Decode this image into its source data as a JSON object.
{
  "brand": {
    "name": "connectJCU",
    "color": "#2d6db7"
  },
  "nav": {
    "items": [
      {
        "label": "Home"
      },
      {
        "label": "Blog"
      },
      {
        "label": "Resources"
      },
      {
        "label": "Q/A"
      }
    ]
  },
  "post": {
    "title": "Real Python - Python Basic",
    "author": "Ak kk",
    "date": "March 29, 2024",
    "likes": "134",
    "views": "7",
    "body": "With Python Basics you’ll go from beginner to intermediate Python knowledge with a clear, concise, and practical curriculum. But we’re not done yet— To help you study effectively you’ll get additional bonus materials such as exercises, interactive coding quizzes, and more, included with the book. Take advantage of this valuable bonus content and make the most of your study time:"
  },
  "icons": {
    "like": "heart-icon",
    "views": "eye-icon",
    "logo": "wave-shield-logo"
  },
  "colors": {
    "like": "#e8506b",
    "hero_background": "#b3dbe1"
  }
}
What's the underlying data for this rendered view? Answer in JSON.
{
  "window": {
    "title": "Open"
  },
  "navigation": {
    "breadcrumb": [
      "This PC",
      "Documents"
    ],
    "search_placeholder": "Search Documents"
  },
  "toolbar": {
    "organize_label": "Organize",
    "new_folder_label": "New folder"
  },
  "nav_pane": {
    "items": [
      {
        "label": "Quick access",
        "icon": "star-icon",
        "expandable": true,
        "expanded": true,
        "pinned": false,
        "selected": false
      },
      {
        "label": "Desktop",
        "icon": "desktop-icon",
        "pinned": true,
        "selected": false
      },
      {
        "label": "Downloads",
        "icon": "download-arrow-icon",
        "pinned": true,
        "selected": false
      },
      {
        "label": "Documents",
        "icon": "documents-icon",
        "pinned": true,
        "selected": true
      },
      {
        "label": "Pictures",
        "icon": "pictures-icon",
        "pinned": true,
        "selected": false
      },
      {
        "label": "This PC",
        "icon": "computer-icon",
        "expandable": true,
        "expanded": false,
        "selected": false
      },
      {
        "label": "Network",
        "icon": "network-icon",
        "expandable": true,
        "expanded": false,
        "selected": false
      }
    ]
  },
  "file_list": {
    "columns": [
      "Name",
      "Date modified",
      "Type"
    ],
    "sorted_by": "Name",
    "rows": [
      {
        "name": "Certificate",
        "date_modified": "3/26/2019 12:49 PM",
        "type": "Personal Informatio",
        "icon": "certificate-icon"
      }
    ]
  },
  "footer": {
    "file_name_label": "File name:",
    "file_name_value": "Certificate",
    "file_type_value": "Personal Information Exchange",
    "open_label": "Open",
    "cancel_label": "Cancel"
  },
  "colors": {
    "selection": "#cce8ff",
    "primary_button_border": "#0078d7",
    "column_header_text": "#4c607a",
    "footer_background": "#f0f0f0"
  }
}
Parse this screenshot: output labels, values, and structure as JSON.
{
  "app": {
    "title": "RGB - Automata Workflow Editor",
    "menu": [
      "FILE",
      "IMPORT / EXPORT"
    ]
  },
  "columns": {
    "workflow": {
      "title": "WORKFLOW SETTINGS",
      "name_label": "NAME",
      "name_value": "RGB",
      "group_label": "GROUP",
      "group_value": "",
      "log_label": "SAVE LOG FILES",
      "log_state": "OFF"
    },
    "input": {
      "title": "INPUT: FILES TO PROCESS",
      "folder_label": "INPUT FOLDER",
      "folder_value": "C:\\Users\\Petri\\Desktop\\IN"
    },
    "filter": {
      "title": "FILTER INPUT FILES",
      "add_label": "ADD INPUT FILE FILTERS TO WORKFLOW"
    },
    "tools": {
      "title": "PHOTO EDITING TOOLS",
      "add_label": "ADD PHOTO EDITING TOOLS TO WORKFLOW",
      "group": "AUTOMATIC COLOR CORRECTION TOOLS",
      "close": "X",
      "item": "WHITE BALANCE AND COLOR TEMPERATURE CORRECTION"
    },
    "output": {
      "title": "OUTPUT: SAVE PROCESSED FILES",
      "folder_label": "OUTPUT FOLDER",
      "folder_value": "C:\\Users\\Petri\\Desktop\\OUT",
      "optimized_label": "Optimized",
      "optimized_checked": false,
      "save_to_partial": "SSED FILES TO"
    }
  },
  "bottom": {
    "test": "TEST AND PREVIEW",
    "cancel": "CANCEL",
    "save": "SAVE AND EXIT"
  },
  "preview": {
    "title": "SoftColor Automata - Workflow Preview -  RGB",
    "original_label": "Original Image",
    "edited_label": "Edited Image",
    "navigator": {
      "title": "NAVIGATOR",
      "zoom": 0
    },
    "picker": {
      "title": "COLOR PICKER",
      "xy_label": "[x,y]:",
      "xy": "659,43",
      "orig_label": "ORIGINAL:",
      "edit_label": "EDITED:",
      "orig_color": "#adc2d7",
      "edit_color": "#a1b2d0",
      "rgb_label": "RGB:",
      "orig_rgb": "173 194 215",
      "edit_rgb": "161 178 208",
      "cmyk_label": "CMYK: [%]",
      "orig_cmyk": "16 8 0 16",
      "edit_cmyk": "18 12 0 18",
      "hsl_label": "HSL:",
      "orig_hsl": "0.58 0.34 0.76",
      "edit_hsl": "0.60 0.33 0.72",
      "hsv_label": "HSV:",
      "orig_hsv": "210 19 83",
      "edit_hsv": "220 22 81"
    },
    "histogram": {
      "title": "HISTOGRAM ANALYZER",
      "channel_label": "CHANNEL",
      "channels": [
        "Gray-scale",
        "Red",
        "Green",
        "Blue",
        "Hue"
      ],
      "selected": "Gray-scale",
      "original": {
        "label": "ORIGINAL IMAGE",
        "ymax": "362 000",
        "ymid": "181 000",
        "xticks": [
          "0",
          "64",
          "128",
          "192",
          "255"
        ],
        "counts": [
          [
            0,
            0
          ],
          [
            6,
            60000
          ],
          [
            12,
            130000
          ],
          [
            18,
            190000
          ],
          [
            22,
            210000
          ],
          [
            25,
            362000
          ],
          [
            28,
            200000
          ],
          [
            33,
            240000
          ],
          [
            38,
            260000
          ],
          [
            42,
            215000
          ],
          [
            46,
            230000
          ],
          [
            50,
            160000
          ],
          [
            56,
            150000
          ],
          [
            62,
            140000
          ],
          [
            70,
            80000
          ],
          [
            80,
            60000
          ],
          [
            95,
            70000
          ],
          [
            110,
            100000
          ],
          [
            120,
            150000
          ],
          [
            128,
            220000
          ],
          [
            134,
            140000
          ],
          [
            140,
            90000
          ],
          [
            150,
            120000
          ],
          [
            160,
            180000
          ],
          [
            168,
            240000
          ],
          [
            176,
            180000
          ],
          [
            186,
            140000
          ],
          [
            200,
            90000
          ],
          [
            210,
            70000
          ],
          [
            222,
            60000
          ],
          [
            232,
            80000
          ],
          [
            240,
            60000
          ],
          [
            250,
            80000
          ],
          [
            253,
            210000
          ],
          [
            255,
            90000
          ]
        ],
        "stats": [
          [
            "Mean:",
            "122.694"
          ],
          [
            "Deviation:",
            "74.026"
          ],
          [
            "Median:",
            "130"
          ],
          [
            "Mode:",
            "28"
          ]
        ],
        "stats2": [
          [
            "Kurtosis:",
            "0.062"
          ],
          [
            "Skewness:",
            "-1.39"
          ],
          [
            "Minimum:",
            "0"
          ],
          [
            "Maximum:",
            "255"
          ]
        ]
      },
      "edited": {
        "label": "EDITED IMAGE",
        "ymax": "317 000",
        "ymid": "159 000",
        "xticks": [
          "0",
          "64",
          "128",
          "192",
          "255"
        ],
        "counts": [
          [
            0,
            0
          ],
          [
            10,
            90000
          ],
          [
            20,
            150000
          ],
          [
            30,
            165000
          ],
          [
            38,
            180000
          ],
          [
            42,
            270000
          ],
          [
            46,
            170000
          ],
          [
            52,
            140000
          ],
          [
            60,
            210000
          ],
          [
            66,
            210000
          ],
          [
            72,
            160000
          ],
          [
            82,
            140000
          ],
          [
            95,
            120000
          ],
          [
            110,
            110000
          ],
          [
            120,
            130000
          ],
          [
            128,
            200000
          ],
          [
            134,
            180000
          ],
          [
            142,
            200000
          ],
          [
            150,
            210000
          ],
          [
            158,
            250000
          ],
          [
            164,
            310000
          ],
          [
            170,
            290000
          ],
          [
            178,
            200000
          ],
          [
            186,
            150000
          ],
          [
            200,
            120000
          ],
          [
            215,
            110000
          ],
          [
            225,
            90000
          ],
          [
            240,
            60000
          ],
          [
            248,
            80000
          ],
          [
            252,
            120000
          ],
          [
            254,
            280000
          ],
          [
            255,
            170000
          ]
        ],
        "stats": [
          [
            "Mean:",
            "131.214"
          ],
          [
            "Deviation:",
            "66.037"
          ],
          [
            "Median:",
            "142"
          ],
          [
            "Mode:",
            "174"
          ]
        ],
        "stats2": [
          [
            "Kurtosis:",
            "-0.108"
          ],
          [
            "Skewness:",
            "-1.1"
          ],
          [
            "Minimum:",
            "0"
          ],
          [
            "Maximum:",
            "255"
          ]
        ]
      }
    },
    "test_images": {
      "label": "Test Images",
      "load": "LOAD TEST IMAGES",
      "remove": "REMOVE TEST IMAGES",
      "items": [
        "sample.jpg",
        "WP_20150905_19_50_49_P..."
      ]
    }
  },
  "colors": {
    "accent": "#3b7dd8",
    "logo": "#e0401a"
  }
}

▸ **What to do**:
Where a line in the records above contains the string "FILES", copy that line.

▸ **Answer box**:
      "log_label": "SAVE LOG FILES",
      "title": "INPUT: FILES TO PROCESS",
      "title": "FILTER INPUT FILES",
      "title": "OUTPUT: SAVE PROCESSED FILES",
      "save_to_partial": "SSED FILES TO"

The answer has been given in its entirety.